> [Entries taken from a collection]:
== Segment start ==

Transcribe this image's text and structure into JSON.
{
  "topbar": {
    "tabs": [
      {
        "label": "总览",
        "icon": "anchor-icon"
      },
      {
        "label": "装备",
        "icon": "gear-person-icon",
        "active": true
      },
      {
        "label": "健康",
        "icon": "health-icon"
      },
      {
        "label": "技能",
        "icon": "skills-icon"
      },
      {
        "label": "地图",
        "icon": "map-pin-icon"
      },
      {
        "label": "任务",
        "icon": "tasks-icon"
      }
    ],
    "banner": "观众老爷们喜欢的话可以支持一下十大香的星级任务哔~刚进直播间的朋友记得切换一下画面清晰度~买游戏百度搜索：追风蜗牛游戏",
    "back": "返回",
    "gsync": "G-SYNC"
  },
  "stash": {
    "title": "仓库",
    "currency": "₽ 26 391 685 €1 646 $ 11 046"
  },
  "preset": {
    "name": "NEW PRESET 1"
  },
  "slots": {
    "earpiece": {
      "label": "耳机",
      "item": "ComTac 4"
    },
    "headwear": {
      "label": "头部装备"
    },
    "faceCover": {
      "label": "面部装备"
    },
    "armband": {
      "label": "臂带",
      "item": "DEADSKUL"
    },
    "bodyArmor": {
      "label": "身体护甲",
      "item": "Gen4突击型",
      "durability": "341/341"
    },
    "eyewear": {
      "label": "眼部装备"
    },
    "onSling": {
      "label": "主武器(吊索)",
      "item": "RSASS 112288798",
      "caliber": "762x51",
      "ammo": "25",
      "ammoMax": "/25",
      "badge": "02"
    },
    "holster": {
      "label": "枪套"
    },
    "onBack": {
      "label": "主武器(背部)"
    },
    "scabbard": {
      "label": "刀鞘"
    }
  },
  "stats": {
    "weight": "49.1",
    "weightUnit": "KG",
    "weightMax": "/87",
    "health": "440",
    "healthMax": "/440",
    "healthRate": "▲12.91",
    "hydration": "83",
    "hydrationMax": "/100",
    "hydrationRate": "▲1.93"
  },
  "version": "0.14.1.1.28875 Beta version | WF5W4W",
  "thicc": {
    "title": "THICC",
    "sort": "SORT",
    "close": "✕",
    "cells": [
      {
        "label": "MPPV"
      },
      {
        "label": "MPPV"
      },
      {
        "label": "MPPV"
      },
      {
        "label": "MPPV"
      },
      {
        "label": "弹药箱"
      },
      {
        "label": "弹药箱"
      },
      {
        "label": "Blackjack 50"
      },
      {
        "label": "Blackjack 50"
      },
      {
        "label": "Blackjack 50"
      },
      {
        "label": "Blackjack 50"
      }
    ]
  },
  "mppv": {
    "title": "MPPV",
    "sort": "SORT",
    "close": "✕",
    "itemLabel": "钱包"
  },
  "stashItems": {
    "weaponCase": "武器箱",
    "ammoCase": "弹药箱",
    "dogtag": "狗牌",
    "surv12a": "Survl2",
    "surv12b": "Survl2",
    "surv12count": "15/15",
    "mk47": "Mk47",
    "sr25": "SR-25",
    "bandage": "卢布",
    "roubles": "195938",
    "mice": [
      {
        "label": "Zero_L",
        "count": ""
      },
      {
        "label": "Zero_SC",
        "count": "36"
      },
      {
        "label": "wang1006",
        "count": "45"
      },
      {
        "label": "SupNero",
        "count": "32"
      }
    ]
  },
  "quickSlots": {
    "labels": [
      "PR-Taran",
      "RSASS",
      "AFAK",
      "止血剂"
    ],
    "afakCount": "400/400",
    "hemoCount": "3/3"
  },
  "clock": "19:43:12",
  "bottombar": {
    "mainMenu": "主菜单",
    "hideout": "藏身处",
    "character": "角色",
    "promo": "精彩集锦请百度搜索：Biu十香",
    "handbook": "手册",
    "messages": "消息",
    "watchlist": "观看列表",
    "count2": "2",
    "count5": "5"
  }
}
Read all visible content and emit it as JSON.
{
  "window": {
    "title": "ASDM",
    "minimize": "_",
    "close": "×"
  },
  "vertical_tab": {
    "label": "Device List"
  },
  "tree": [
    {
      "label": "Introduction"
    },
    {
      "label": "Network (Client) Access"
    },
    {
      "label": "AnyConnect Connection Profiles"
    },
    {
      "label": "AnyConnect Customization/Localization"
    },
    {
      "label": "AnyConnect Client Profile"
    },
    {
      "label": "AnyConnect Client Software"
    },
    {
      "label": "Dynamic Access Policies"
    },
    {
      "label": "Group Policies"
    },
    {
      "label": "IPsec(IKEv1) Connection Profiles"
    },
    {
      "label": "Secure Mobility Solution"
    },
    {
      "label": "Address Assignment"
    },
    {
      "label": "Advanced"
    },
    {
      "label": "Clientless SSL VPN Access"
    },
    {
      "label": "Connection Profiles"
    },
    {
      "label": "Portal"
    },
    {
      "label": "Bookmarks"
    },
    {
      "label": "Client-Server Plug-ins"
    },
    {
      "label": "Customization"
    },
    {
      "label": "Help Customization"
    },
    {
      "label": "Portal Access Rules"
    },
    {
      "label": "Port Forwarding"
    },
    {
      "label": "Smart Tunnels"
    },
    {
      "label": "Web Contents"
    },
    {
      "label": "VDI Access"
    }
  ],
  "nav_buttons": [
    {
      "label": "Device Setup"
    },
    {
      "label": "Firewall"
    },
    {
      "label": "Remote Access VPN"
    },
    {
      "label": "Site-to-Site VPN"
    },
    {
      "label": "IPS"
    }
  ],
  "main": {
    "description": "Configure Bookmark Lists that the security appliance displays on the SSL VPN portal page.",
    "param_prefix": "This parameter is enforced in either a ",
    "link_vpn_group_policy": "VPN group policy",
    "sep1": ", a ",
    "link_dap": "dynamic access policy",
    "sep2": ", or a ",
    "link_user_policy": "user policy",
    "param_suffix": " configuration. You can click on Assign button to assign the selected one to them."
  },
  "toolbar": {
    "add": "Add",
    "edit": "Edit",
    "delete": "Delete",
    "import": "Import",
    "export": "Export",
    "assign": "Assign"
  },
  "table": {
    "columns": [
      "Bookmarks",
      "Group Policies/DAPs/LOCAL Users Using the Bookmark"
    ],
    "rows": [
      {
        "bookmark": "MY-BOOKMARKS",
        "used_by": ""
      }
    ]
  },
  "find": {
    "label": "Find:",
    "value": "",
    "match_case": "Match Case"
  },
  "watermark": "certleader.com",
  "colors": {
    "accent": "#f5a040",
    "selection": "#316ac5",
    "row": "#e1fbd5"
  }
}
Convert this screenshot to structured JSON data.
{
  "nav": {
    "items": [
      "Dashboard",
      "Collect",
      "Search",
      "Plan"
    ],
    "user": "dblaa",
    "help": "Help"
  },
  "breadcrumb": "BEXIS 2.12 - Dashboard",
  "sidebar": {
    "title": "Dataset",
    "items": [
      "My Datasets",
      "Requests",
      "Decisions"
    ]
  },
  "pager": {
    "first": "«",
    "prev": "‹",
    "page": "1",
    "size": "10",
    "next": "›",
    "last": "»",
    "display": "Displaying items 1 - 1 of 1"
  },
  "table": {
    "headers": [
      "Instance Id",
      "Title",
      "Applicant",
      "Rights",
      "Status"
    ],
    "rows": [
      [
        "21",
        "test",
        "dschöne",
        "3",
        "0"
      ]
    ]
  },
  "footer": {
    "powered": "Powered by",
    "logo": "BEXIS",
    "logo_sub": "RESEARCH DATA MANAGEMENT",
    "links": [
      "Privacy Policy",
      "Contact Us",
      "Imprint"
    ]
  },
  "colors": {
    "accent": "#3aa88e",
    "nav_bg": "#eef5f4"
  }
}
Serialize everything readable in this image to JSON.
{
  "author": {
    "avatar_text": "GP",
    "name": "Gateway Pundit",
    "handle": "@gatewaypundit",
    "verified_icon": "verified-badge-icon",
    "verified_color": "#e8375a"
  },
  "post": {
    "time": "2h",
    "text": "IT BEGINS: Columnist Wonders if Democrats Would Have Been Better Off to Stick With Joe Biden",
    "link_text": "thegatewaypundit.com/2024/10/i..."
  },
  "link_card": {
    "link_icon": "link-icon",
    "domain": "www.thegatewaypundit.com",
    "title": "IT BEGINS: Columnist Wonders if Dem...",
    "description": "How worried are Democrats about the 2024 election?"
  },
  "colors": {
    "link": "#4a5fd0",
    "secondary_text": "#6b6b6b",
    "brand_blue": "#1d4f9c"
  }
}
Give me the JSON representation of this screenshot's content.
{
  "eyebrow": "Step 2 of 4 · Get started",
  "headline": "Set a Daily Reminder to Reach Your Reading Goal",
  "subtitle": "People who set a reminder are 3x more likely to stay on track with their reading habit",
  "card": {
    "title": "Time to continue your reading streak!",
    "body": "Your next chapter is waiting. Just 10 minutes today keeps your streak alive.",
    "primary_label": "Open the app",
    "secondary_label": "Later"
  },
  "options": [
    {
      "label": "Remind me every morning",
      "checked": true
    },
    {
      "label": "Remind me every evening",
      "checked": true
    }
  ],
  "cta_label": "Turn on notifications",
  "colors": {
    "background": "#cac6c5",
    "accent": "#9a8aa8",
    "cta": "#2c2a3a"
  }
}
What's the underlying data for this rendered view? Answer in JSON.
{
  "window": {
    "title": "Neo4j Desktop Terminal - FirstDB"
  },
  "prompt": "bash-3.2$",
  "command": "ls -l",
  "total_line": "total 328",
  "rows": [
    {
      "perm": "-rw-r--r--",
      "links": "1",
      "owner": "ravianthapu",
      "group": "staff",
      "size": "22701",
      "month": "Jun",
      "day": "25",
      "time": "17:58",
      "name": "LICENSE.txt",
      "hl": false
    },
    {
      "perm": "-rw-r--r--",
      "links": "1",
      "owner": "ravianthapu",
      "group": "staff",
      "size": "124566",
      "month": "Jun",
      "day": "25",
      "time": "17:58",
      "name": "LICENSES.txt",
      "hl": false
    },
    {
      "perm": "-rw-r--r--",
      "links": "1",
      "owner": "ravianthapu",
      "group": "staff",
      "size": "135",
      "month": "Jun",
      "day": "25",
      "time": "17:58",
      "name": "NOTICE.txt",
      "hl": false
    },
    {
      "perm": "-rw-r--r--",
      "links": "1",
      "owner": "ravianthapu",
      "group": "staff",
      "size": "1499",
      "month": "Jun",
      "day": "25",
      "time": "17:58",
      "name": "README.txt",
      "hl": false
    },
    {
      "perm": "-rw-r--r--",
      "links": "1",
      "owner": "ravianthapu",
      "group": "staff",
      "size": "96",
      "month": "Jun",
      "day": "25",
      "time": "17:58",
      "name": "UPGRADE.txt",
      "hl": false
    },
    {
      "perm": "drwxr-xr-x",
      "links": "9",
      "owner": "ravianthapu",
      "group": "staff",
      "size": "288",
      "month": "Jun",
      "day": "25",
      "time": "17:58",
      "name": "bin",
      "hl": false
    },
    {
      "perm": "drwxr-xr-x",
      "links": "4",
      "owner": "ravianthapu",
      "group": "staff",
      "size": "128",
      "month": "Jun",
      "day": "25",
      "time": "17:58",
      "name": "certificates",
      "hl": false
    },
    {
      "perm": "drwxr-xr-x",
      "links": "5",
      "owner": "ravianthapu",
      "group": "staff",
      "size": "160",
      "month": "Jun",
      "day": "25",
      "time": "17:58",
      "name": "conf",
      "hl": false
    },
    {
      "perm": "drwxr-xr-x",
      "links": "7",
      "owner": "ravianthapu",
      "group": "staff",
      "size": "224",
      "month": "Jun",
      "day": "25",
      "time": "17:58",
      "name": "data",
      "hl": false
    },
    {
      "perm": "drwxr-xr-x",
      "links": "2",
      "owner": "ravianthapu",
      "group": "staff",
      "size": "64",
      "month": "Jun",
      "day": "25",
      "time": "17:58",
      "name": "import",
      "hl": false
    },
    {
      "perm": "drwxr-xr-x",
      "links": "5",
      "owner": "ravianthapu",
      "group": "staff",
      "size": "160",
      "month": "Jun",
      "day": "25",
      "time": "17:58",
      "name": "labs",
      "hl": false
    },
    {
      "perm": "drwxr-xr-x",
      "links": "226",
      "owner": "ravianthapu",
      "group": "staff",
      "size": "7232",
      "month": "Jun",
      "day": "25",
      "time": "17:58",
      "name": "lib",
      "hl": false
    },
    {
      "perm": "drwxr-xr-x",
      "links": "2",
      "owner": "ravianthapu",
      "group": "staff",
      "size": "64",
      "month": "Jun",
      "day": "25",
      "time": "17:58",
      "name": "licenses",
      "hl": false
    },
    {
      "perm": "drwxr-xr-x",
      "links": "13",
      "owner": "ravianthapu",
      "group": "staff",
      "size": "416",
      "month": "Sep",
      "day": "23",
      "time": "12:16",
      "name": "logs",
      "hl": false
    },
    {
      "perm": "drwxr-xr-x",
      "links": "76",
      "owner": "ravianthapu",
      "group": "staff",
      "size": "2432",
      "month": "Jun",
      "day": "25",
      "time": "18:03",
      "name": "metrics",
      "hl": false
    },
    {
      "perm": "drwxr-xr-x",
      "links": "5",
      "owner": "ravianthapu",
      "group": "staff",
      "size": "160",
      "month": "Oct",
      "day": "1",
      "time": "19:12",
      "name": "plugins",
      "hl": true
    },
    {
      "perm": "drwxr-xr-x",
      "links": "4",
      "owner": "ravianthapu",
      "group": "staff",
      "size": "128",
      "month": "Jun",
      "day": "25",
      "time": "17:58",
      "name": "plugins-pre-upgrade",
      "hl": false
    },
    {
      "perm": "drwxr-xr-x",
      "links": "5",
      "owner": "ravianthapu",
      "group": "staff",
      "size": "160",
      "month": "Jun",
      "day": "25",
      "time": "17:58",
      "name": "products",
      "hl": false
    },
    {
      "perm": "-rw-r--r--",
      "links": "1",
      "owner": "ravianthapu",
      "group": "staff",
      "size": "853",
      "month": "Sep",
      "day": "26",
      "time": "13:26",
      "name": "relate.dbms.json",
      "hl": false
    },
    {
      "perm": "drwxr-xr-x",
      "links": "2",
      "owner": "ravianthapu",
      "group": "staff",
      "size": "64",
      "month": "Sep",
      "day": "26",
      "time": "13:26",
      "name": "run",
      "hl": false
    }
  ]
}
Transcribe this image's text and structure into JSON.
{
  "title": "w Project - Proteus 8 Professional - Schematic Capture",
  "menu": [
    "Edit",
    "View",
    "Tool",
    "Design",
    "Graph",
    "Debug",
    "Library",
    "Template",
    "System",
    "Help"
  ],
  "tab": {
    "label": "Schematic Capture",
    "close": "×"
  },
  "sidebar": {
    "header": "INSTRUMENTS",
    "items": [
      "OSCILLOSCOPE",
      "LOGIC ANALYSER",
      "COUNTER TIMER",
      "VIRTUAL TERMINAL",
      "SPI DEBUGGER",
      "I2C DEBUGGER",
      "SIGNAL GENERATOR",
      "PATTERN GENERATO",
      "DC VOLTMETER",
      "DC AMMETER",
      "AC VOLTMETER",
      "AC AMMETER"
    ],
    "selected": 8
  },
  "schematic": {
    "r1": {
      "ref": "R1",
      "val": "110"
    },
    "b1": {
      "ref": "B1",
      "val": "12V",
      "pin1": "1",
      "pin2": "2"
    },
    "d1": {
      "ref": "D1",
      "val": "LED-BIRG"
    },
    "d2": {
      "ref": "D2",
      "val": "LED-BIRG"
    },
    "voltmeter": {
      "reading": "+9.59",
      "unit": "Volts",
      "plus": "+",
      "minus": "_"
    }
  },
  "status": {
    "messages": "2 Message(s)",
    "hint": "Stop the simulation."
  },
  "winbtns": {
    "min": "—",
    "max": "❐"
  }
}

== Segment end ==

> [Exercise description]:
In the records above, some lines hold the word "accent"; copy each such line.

> [Output]:
    "accent": "#f5a040",
    "accent": "#3aa88e",
    "accent": "#9a8aa8",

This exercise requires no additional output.